Task goal: Among the records, how many lines contain "title"? Only the number is needed.

Dataset rows for apps and sites:
++++++++++++++++++++
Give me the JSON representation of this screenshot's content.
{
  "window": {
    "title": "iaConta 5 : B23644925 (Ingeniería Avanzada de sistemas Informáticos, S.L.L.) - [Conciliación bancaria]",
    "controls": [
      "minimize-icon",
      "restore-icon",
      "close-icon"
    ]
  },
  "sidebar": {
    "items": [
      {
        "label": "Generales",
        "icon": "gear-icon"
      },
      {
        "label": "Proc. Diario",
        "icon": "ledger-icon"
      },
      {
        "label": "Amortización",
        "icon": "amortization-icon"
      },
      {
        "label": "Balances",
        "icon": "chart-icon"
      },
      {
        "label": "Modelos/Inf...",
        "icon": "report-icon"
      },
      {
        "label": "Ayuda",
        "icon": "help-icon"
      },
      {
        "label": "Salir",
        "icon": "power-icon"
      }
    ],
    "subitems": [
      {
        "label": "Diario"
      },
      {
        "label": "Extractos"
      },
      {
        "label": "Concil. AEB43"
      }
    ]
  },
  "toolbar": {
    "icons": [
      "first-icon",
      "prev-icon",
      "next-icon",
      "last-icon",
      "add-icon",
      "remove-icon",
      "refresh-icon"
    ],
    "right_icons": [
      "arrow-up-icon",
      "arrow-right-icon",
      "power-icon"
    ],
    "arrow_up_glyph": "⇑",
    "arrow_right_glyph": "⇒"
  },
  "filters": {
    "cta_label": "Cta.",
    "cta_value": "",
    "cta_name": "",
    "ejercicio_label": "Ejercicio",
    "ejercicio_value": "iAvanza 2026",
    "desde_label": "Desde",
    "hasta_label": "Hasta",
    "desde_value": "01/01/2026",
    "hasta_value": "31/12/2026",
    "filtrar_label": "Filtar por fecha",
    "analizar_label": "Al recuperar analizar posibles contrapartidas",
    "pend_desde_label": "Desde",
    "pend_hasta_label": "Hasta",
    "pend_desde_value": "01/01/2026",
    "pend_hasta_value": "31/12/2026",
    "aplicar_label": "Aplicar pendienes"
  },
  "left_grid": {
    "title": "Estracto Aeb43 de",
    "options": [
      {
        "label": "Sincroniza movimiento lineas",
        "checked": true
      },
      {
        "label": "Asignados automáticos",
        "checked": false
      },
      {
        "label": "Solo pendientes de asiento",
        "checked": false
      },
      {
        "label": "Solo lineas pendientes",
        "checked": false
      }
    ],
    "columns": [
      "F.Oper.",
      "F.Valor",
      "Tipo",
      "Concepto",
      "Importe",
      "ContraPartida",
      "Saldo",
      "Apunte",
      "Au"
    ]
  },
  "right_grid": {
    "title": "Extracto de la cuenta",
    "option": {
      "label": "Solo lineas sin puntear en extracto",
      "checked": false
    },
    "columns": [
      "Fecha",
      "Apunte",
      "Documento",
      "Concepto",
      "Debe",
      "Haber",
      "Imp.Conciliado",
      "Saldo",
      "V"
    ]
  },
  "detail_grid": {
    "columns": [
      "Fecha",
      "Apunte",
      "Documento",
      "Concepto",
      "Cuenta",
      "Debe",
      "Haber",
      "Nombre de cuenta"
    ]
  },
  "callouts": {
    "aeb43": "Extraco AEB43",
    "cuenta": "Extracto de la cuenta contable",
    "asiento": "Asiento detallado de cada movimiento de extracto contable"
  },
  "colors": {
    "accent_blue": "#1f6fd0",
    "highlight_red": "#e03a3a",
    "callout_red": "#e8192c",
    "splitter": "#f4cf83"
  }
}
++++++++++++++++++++
Result: 3